Material to process ▸
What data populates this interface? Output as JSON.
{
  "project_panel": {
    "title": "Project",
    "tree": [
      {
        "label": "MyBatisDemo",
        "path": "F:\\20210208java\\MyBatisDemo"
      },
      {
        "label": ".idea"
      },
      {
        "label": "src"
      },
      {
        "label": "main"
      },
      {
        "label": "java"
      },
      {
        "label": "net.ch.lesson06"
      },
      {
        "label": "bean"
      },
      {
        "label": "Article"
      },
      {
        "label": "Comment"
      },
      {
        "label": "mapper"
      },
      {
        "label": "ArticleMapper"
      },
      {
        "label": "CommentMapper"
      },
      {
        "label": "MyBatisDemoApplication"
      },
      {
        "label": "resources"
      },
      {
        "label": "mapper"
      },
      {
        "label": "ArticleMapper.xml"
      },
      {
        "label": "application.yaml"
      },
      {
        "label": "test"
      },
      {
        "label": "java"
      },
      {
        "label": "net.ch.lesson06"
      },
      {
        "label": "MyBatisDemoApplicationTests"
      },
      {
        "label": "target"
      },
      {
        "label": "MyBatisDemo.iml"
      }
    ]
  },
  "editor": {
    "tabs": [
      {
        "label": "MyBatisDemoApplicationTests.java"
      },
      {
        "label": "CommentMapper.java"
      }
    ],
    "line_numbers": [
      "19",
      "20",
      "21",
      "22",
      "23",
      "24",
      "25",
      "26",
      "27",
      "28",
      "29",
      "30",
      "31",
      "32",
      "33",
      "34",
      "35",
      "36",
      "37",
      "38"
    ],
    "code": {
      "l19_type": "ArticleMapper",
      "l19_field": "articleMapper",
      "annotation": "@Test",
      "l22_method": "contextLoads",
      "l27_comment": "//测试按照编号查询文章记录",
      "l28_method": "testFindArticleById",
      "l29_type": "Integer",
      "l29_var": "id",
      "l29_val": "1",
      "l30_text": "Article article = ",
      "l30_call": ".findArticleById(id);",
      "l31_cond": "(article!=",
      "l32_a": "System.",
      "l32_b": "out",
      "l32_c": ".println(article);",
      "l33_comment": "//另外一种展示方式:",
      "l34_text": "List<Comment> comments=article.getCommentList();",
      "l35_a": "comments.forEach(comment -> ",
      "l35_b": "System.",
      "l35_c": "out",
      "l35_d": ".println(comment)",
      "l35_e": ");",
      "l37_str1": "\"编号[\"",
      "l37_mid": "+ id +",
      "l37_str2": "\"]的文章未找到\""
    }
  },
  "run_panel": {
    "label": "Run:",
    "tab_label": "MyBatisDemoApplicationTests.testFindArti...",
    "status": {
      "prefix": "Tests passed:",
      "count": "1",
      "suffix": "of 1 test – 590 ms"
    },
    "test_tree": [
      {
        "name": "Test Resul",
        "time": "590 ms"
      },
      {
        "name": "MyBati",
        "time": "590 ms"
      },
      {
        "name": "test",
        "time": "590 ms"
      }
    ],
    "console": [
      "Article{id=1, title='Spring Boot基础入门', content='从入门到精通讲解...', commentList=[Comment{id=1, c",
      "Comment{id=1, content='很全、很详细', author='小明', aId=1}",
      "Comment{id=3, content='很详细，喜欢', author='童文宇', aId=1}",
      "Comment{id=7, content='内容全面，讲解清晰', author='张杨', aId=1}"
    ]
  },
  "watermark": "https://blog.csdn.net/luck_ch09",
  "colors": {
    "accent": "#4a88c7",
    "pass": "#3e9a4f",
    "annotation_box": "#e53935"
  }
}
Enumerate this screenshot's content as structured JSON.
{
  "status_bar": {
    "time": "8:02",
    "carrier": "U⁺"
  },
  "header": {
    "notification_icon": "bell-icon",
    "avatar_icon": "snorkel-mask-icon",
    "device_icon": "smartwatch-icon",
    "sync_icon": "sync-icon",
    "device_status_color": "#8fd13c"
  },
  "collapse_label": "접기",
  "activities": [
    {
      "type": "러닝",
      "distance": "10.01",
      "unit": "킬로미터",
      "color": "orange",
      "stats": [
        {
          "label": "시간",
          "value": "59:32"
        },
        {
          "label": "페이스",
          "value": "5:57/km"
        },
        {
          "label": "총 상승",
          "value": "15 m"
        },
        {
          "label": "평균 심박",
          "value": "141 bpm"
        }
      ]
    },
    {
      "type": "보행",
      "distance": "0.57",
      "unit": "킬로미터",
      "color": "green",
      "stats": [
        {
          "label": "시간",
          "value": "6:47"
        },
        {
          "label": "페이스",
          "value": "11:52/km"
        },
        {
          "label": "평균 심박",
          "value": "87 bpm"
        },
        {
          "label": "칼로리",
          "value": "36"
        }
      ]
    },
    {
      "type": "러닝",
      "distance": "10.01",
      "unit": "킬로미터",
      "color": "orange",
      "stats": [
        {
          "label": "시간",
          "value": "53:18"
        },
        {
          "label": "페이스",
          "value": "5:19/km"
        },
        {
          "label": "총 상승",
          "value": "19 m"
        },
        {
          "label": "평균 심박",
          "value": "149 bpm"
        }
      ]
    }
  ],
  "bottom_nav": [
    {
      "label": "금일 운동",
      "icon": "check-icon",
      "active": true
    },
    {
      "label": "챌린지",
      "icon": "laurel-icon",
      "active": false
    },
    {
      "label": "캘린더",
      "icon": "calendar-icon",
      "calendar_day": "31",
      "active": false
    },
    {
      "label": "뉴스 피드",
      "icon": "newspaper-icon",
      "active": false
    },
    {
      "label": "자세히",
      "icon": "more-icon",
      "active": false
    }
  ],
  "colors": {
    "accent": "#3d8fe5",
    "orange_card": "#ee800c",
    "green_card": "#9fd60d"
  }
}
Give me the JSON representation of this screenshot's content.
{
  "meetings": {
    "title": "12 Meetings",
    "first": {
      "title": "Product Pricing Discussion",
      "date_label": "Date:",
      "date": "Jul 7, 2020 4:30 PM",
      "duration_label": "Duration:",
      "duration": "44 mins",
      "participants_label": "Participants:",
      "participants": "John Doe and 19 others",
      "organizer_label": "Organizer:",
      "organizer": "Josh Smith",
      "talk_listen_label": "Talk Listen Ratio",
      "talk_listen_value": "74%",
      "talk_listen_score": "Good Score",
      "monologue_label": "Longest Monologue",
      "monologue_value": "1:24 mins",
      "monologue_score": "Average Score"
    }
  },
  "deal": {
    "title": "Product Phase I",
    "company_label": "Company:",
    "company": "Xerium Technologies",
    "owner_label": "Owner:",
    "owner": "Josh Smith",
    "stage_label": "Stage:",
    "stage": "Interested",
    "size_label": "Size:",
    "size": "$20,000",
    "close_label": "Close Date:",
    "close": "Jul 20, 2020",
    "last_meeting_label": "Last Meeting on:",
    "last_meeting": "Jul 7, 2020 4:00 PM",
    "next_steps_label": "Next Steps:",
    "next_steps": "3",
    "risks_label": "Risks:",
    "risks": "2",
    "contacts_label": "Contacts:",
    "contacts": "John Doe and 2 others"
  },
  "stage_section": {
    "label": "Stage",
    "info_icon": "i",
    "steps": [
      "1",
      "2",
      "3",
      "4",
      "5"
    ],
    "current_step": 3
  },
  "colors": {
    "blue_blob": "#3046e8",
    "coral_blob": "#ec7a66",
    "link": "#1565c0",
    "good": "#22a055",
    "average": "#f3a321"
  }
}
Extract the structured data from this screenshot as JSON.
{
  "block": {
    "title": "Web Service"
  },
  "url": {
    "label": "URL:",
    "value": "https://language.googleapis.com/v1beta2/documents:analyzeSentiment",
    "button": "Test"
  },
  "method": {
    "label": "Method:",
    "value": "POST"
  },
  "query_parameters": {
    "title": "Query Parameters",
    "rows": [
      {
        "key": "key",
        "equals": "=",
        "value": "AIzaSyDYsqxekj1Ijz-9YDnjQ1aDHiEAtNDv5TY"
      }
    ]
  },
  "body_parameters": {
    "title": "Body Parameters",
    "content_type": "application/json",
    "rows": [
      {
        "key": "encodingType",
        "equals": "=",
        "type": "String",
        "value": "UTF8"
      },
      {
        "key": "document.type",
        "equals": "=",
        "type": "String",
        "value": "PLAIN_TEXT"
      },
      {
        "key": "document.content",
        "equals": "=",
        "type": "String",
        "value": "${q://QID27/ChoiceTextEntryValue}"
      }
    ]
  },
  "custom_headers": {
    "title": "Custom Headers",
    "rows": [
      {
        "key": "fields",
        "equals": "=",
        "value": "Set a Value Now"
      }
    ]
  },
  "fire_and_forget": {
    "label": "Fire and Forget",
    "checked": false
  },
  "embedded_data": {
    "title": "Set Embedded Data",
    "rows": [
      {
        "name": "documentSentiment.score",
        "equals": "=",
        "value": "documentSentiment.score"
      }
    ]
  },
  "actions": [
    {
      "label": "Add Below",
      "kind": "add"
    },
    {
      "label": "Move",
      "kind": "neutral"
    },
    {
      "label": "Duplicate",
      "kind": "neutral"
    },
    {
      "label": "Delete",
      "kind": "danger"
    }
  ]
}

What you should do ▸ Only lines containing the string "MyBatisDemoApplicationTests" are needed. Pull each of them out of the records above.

Answer to this exercise ▸
        "label": "MyBatisDemoApplicationTests"
        "label": "MyBatisDemoApplicationTests.java"
    "tab_label": "MyBatisDemoApplicationTests.testFindArti...",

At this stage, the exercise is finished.